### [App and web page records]
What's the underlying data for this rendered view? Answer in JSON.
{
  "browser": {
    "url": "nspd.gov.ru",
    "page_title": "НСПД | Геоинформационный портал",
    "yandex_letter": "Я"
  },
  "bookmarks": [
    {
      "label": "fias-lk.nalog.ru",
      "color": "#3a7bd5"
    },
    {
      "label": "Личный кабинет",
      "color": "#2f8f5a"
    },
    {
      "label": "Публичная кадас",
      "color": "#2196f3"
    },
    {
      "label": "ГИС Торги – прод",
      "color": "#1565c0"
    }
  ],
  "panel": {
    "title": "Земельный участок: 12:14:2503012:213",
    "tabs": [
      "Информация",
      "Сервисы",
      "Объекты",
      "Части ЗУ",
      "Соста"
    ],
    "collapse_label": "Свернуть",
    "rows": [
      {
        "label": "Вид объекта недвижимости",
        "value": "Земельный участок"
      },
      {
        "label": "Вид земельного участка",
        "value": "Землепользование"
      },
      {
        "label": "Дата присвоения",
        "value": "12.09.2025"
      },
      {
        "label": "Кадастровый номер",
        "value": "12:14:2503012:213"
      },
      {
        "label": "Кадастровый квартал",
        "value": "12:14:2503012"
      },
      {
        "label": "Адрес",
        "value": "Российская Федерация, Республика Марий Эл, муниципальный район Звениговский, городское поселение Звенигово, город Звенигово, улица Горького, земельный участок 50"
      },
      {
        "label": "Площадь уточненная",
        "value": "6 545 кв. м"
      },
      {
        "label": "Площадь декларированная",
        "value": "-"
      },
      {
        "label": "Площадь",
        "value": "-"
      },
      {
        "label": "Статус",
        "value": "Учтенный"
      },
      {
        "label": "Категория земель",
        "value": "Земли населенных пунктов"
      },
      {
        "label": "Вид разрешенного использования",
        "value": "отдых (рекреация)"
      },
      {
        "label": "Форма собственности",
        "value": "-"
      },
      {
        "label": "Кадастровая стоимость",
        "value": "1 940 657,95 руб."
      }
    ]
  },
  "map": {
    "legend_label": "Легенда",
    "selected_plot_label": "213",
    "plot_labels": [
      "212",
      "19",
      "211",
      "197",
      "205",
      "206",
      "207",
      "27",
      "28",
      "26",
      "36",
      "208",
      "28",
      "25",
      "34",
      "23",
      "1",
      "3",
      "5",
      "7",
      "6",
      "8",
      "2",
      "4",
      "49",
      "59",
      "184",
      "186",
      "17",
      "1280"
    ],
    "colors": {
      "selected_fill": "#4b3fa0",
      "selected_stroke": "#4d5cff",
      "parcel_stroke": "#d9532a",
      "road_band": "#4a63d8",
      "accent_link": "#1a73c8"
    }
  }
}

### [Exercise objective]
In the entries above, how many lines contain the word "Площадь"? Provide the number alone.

### [Exercise output]
3